Beacon Power Announces Testing of First Megawatt of Flywheel Energy Storage
Storage is one of the most critical problems in the deployment of alternative energy generation solutions. Wind, for instance, is an excellent source of power, but it is generated most effectively when there is the least need for it. Beacon Power Corporation's new flywheel matrix may offer one solution for this challenge.
September 19, 2008 By Newswire
Beacon, a U.S. company that designs and develops advanced products and services to support more stable, reliable and efficient electricity grid operation, announced that it has built and tested an integrated matrix of ten high-power flywheels that operated together to absorb and supply a full megawatt of electricity. The system, located in Beacon’s Tyngsboro Mass. headquarters, will be the first of up to five megawatts of flywheel-based regulation capability that will be produced this year and commercially deployed to generate revenues from the provision of regulation services.
Until now, Beacon had been building and running individual flywheels in preparation for its first full megawatt implementation. Based on internal testing of an integrated matrix of ten flywheels, the Company has now shown that its one-megawatt Smart Energy Matrix can ramp up and down to absorb and supply a full megawatt of power.
Over the next few weeks, Beacon will begin system testing in conjunction with ISO New England, during which time the flywheel matrix will respond to actual ISO test signals to absorb and supply power. This plan will allow the Company to meet its schedule to interconnect live to the grid and to begin performing frequency regulation services under an ISO New England Alternative Technologies Pilot Program scheduled to start on November 18th. That program, which was unanimously approved by ISO New England and its members, received formal approval from the Federal Energy Regulatory Commission on September 15, 2008.

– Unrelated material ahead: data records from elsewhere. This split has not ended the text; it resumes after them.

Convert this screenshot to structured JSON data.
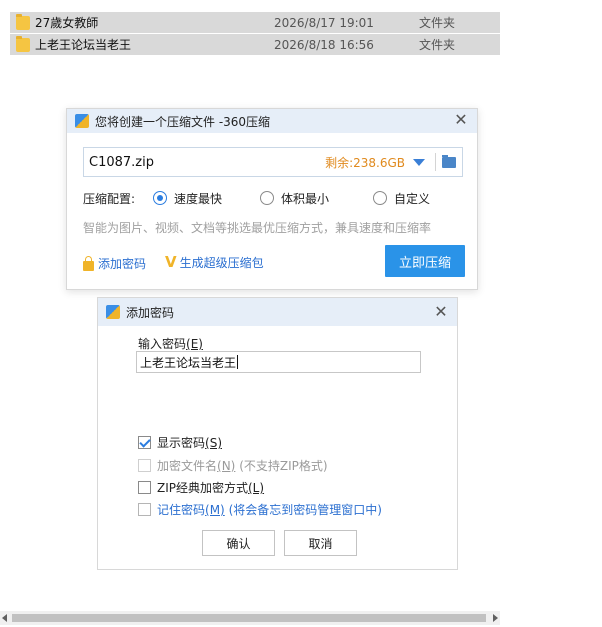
{
  "files": [
    {
      "name": "27歲女教師",
      "date": "2026/8/17 19:01",
      "type": "文件夹"
    },
    {
      "name": "上老王论坛当老王",
      "date": "2026/8/18 16:56",
      "type": "文件夹"
    }
  ],
  "compress_dialog": {
    "title": "您将创建一个压缩文件 -360压缩",
    "filename": "C1087.zip",
    "free_space": "剩余:238.6GB",
    "config_label": "压缩配置:",
    "options": [
      "速度最快",
      "体积最小",
      "自定义"
    ],
    "selected_option": "速度最快",
    "hint": "智能为图片、视频、文档等挑选最优压缩方式，兼具速度和压缩率",
    "add_password": "添加密码",
    "super_pack": "生成超级压缩包",
    "compress_button": "立即压缩"
  },
  "password_dialog": {
    "title": "添加密码",
    "input_label": "输入密码",
    "input_label_key": "(E)",
    "password_value": "上老王论坛当老王",
    "show_password": {
      "label": "显示密码",
      "key": "(S)",
      "checked": true
    },
    "encrypt_filename": {
      "label": "加密文件名",
      "key": "(N)",
      "note": "(不支持ZIP格式)",
      "checked": false,
      "disabled": true
    },
    "zip_classic": {
      "label": "ZIP经典加密方式",
      "key": "(L)",
      "checked": false
    },
    "remember_password": {
      "label": "记住密码",
      "key": "(M)",
      "note": "(将会备忘到密码管理窗口中)",
      "checked": false
    },
    "ok_button": "确认",
    "cancel_button": "取消"
  },
  "colors": {
    "accent": "#2a93e8",
    "title_bar": "#e6eef8",
    "free_space": "#e08a1e",
    "link": "#2b6fd0"
  }
}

"This is another significant achievement in our company’s history and for the electric power industry," said Bill Capp, Beacon Power president and CEO. "We’ve proven that a matrix of our Smart Energy 25 flywheels, together with associated electronics, software and other components, can store and release a megawatt of electricity. In recent weeks our flywheel production rates have ramped up with continued good results. Based on this progress, we’re looking forward to responding to live ISO signals in the near future."
The ISO New England Alternative Technologies Pilot Program, which was announced last month, will provide revenue for regulation services until permanent market rules have been developed. This process is expected to take approximately 18 months.
Print this page